1983 Katherine DiFrancesca, Ph.D.
Thomas MacSpeiden served as our "Legislative Observer" and the legislative representative to the California Psychological Association from our organization. He kept us apprised of the important issues and current events that affected psychology.
This was the era when Health Care Legislation was changing the face of health care delivery in the state of California. Concern regarding the cost of health care was the looming issue. Reducing health benefits, developing and implementing preferred provider organizations and defining required health care services were big news with a great deal of uncertainty. There was a push from the HMOs to delete outpatient mental health care as required health services. This was defeated. Similarly, Champus was trying to remove Residential Treatment Centers from reimbursement. This also failed.
Nevertheless, the handwriting was on the wall. Monies were running out for health and mental health programs, that consumers and health practitioners alike had taken for granted, including Medicare, Medicaid, and Champus. County Mental Health, at the request of the County Board of Supervisors, was developing a plan to contract out to the private sector many of the mental health services. Champus regulations changed. They would no longer reimburse for the treatment of bulimia or anorexia nervosa on either an inpatient or an outpatient basis-although they would pay for the physical affects of these disorders. This was added to a long list of disorders that were no longer covered, including attention deficit and learning disorders, organic conditions, enuresis, etc. Blue Cross excluded the eating disorders from preferred provider contracts.
There was alarm expressed regarding the unlimited power of insurance companies to decide what is and what is not treatable. The California Psychological Association, Division I had formed a strike force to help deal with the implications of the Health Care Legislation. In 1983 the Strike Force separated from CSPA and incorporated as a separate entity, the California Association of Psychology Providers - CAPP. Drs. Jay Dess and Maurice Zemlick were founding members of CAPP and provided pivotal leadership in the important work of fighting for psychology to be a part of the evolving health care system.
On another front, psychologists were attempting to restrict the administration and interpretation of psychological tests by non-psychologists. (Defining a psychological test was an almost impossible task so as not to restrict business and educators.) MFCC's and licensed social workers were opposed to psychologists' efforts.
Committee and Task Force Functions: Women's committee: Ilona Vail chaired this task force which sponsored an educational program for the general public and two open forums for Academy members, all of which were very successful.
Military Liaison Committee: Robert Horowitz chaired this active committee that sponsored two workshops and developed programs which were to travel to different military bases.
The Forensic Committee: Meredith Friedman and her committee sponsored a workshop entitled "The Psychologists Role in Custody, Dependency, and Developmentally Disabled Determination"

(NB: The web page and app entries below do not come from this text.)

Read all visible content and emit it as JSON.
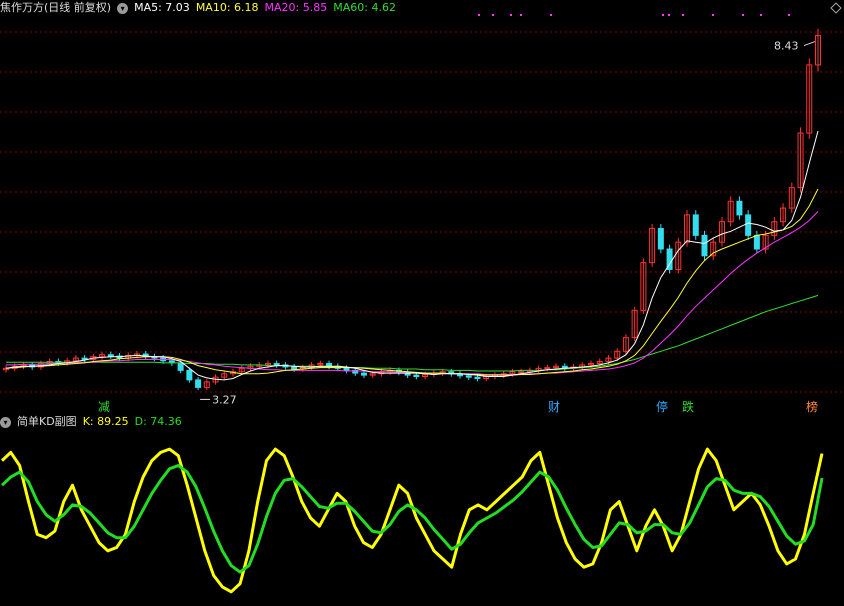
{
  "title": "焦作万方(日线 前复权)",
  "ma": {
    "ma5": {
      "label": "MA5: 7.03",
      "color": "#ffffff"
    },
    "ma10": {
      "label": "MA10: 6.18",
      "color": "#ffff33"
    },
    "ma20": {
      "label": "MA20: 5.85",
      "color": "#ff33ff"
    },
    "ma60": {
      "label": "MA60: 4.62",
      "color": "#33dd33"
    }
  },
  "price": {
    "high_label": "8.43",
    "low_label": "3.27"
  },
  "tags": [
    {
      "text": "减",
      "color": "#33dd33"
    },
    {
      "text": "财",
      "color": "#33aaff"
    },
    {
      "text": "停",
      "color": "#33aaff"
    },
    {
      "text": "跌",
      "color": "#33dd33"
    },
    {
      "text": "榜",
      "color": "#ff8833"
    }
  ],
  "kd": {
    "title": "简单KD副图",
    "k_label": "K: 89.25",
    "d_label": "D: 74.36",
    "k_color": "#ffff00",
    "d_color": "#22dd22"
  },
  "colors": {
    "up": "#ff3333",
    "down": "#33ddee",
    "grid": "#8b0000"
  },
  "series": {
    "close": [
      3.55,
      3.58,
      3.6,
      3.57,
      3.62,
      3.65,
      3.63,
      3.66,
      3.7,
      3.68,
      3.72,
      3.75,
      3.73,
      3.7,
      3.74,
      3.76,
      3.72,
      3.7,
      3.66,
      3.63,
      3.52,
      3.38,
      3.27,
      3.35,
      3.42,
      3.47,
      3.5,
      3.55,
      3.58,
      3.6,
      3.62,
      3.6,
      3.57,
      3.54,
      3.56,
      3.6,
      3.62,
      3.58,
      3.55,
      3.52,
      3.48,
      3.45,
      3.47,
      3.5,
      3.52,
      3.49,
      3.45,
      3.43,
      3.46,
      3.48,
      3.5,
      3.47,
      3.44,
      3.42,
      3.4,
      3.43,
      3.45,
      3.47,
      3.5,
      3.5,
      3.52,
      3.55,
      3.56,
      3.58,
      3.55,
      3.57,
      3.6,
      3.62,
      3.65,
      3.7,
      3.8,
      4.0,
      4.4,
      5.1,
      5.6,
      5.3,
      5.0,
      5.4,
      5.8,
      5.5,
      5.2,
      5.4,
      5.7,
      6.0,
      5.8,
      5.5,
      5.3,
      5.5,
      5.7,
      5.9,
      6.2,
      7.0,
      8.0,
      8.43
    ],
    "ma5": [
      3.55,
      3.57,
      3.58,
      3.58,
      3.59,
      3.6,
      3.62,
      3.63,
      3.65,
      3.67,
      3.7,
      3.71,
      3.72,
      3.72,
      3.73,
      3.74,
      3.73,
      3.72,
      3.72,
      3.69,
      3.65,
      3.55,
      3.45,
      3.41,
      3.39,
      3.38,
      3.4,
      3.46,
      3.51,
      3.55,
      3.57,
      3.59,
      3.59,
      3.58,
      3.57,
      3.57,
      3.58,
      3.58,
      3.58,
      3.57,
      3.55,
      3.52,
      3.49,
      3.48,
      3.48,
      3.48,
      3.48,
      3.48,
      3.47,
      3.46,
      3.47,
      3.47,
      3.47,
      3.46,
      3.45,
      3.43,
      3.43,
      3.43,
      3.45,
      3.47,
      3.49,
      3.51,
      3.53,
      3.54,
      3.55,
      3.56,
      3.57,
      3.58,
      3.6,
      3.63,
      3.67,
      3.75,
      3.91,
      4.19,
      4.58,
      4.88,
      5.08,
      5.28,
      5.42,
      5.4,
      5.38,
      5.46,
      5.52,
      5.56,
      5.62,
      5.68,
      5.66,
      5.62,
      5.56,
      5.58,
      5.72,
      6.06,
      6.56,
      7.03
    ],
    "ma10": [
      3.55,
      3.56,
      3.57,
      3.58,
      3.58,
      3.59,
      3.6,
      3.61,
      3.62,
      3.63,
      3.65,
      3.66,
      3.67,
      3.69,
      3.7,
      3.71,
      3.72,
      3.72,
      3.72,
      3.71,
      3.68,
      3.64,
      3.59,
      3.56,
      3.53,
      3.51,
      3.49,
      3.47,
      3.47,
      3.47,
      3.48,
      3.5,
      3.52,
      3.53,
      3.54,
      3.55,
      3.56,
      3.56,
      3.56,
      3.56,
      3.56,
      3.55,
      3.54,
      3.53,
      3.52,
      3.51,
      3.5,
      3.49,
      3.48,
      3.48,
      3.48,
      3.47,
      3.47,
      3.46,
      3.46,
      3.45,
      3.45,
      3.45,
      3.45,
      3.46,
      3.46,
      3.47,
      3.48,
      3.49,
      3.5,
      3.51,
      3.53,
      3.54,
      3.56,
      3.58,
      3.61,
      3.66,
      3.74,
      3.88,
      4.06,
      4.24,
      4.41,
      4.59,
      4.8,
      4.98,
      5.13,
      5.24,
      5.3,
      5.35,
      5.4,
      5.45,
      5.5,
      5.52,
      5.55,
      5.58,
      5.63,
      5.74,
      5.93,
      6.18
    ],
    "ma20": [
      3.6,
      3.6,
      3.61,
      3.61,
      3.61,
      3.62,
      3.62,
      3.63,
      3.63,
      3.64,
      3.64,
      3.65,
      3.66,
      3.66,
      3.67,
      3.68,
      3.68,
      3.68,
      3.68,
      3.68,
      3.67,
      3.65,
      3.63,
      3.61,
      3.6,
      3.58,
      3.57,
      3.56,
      3.55,
      3.54,
      3.53,
      3.53,
      3.52,
      3.52,
      3.52,
      3.52,
      3.52,
      3.52,
      3.52,
      3.51,
      3.51,
      3.51,
      3.5,
      3.5,
      3.5,
      3.49,
      3.49,
      3.49,
      3.48,
      3.48,
      3.48,
      3.47,
      3.47,
      3.47,
      3.47,
      3.46,
      3.46,
      3.46,
      3.46,
      3.46,
      3.47,
      3.47,
      3.48,
      3.48,
      3.49,
      3.5,
      3.51,
      3.52,
      3.53,
      3.54,
      3.56,
      3.59,
      3.63,
      3.7,
      3.8,
      3.92,
      4.04,
      4.17,
      4.32,
      4.46,
      4.58,
      4.7,
      4.82,
      4.94,
      5.05,
      5.15,
      5.24,
      5.32,
      5.4,
      5.47,
      5.54,
      5.62,
      5.72,
      5.85
    ],
    "ma60": [
      3.64,
      3.64,
      3.64,
      3.64,
      3.64,
      3.64,
      3.64,
      3.64,
      3.64,
      3.64,
      3.64,
      3.64,
      3.64,
      3.64,
      3.64,
      3.64,
      3.64,
      3.64,
      3.63,
      3.63,
      3.63,
      3.62,
      3.62,
      3.62,
      3.61,
      3.61,
      3.61,
      3.6,
      3.6,
      3.6,
      3.59,
      3.59,
      3.59,
      3.58,
      3.58,
      3.58,
      3.57,
      3.57,
      3.57,
      3.56,
      3.56,
      3.56,
      3.55,
      3.55,
      3.55,
      3.54,
      3.54,
      3.54,
      3.53,
      3.53,
      3.53,
      3.52,
      3.52,
      3.52,
      3.51,
      3.51,
      3.51,
      3.51,
      3.51,
      3.52,
      3.52,
      3.52,
      3.53,
      3.53,
      3.54,
      3.55,
      3.56,
      3.57,
      3.58,
      3.6,
      3.62,
      3.65,
      3.68,
      3.72,
      3.76,
      3.8,
      3.84,
      3.88,
      3.93,
      3.98,
      4.03,
      4.08,
      4.13,
      4.18,
      4.23,
      4.28,
      4.33,
      4.38,
      4.42,
      4.46,
      4.5,
      4.54,
      4.58,
      4.62
    ],
    "k": [
      85,
      90,
      82,
      60,
      40,
      38,
      42,
      60,
      70,
      55,
      45,
      35,
      30,
      32,
      40,
      60,
      75,
      85,
      90,
      92,
      88,
      70,
      50,
      30,
      15,
      8,
      5,
      10,
      30,
      60,
      85,
      92,
      88,
      75,
      60,
      50,
      45,
      55,
      65,
      60,
      45,
      35,
      32,
      40,
      55,
      70,
      65,
      50,
      40,
      30,
      25,
      20,
      40,
      55,
      58,
      55,
      60,
      65,
      70,
      75,
      85,
      90,
      70,
      50,
      35,
      25,
      20,
      22,
      35,
      55,
      60,
      45,
      30,
      45,
      55,
      45,
      30,
      40,
      60,
      80,
      92,
      85,
      70,
      55,
      60,
      65,
      58,
      45,
      30,
      22,
      25,
      40,
      65,
      89.25
    ],
    "d": [
      70,
      75,
      78,
      72,
      60,
      52,
      48,
      52,
      58,
      57,
      53,
      47,
      41,
      38,
      38,
      45,
      55,
      65,
      73,
      80,
      82,
      78,
      69,
      56,
      42,
      30,
      21,
      17,
      21,
      34,
      51,
      65,
      73,
      74,
      69,
      63,
      57,
      56,
      59,
      59,
      54,
      48,
      42,
      41,
      46,
      54,
      58,
      55,
      50,
      43,
      37,
      31,
      34,
      41,
      47,
      50,
      53,
      57,
      61,
      66,
      72,
      78,
      75,
      67,
      56,
      46,
      37,
      32,
      33,
      40,
      47,
      46,
      41,
      42,
      46,
      46,
      41,
      40,
      47,
      58,
      69,
      74,
      73,
      67,
      65,
      65,
      63,
      57,
      48,
      39,
      34,
      36,
      46,
      74.36
    ]
  }
}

Volunteer Task Force: Charles Manuci took charge of the volunteer services task force and 21 Academy members served 20 community agencies.
Networking: This was a period of outreach to Courts and Attorney groups. More and more psychologists were being hired as experts. The Psychiatric Society and the Academy of San Diego Psychologists had a combined dinner meeting. I met with the President of the Psychiatric Society each month for lunch. Kathleen Durning and Judy Phillips ran an ongoing, free support group for Navy wives. Frances Margolin was chosen to be a presenter on a Soviet/American Psychology Clinical Study Tour of the Soviet Union and wrote about her experience in the Newsletter. She was chosen because of her research on alternatives to litigation in family courts. Gloria Harris was the speaker at a Psychology Law meeting. The topic: sexual harassment.
Other hot issues:
The insanity defense and mental health experts testifying on these issues came under attack as a result of Hinkley.
The California Supreme Court extended Tarasoff, expanding the liability of psychiatrists and psychologists for negligently failing to warn foreseeable victims of dangerous patients.
Lead articles in the Newsletter included: Brief Strategic Psychotherapy by Robert Mashman; Expectations of a Woman's Therapist by Ilona Vail; Incest Survivors by Jean Campbell; The Cinderella Complex - Men and Women and Their Relationships by Rosalie Chapman; and The Seven Year Study of Vietnam POW/MIA Families - Implications for Psychotherapists by Edna Jo Hunter.
Leadership in 1983 included, Katherine DiFrancesca, President, Stuart Gilbreath, Past President, Russell Gold, President Elect, Steven Sparta, Secretary, Linda Wasserman, Treasurer, Robert C. Mashman and John Van Dyke, Members-At-Large, Charles Moore and Louis Gadol, Newsletter Editors.